Illustration for article titled How to Spot Tonights Halloween Blue Moon  A Few Planets, Too

Photo: Chockdee Permploysiri (Shutterstock)

This year, trick-or-treating probably doesn’t look like you thought it would, and Halloween parties are (hopefully, in the name of public health) cancelled, but there’s still something pretty spectacular going on tonight. Best of all, it’s free and you can probably see it from your own backyard (or fire escape). Not only is there a rare Blue Moon tonight, but there’s also the possibility of spotting Mars, Jupiter, Saturn and Uranus. Here’s where and when to find them.

Where and when to find the moon and planets

First things first: the moon will not actually be blue. But, for a brief period—as it rises above the eastern horizon—it will be orange, which is even more appropriate given the holiday. So when exactly will that happen? It depends on where you live, but you can check on that here. In New York City, for example, moonrise will be at 6:13 pm tonight.

According to Jamie Carter at Forbes, here’s where to look:

Look east as the Sun sets in the west. In practice you won’t see the full Moon appear until about 10-15 minutes after the moonrise time because of atmospheric cloud low on the horizon and other obstructions.

What about those planets? Mars will be in the southeast sky, where it’ll be the brightest thing up there, after the moon. Next up: Saturn and Jupiter. “They’ll be the two bright dots dancing next to each other to the west,” Nicholas St. Fleur writes for the New York Times. “Jupiter will outshine its ringed cousin and be the brightest non-moon object on this half of the sky.” Plus, if you’re able to get up before sunrise on Sunday morning, you’ll also be able to see Venus and possibly Mercury below it.

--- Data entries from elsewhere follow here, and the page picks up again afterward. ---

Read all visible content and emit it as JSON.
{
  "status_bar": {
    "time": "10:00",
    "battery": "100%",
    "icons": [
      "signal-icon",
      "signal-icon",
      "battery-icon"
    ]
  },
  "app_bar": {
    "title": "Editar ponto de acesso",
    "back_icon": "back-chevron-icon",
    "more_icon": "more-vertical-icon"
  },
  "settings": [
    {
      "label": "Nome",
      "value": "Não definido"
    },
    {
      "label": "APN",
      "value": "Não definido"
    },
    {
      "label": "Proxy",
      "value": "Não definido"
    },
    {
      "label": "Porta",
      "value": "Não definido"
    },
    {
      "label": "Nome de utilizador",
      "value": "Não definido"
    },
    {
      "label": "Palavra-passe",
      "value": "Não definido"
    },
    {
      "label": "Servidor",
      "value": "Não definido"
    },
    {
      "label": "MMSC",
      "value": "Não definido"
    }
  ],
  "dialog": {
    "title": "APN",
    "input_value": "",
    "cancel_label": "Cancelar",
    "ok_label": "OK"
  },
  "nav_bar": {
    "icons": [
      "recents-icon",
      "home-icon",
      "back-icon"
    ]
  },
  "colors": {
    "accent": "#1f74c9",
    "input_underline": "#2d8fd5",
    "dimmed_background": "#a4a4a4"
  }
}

And finally, there’s Uranus. You’re going to need a telescope for this one, and the planet will look like a small blue-green disc. Here’s where to find it, courtesy of Michele Debczak at Mental Floss:

Spotting Uranus at opposition will be slightly more difficult in 2020 than in years past. The phenomenon coincides with a full moon that will make dimmer stars and planets—including Uranus—harder to see in the night sky. The planet sits in the constellation Aries, which regrettably appears close to the moon for most of the night.

Fingers crossed for clear skies!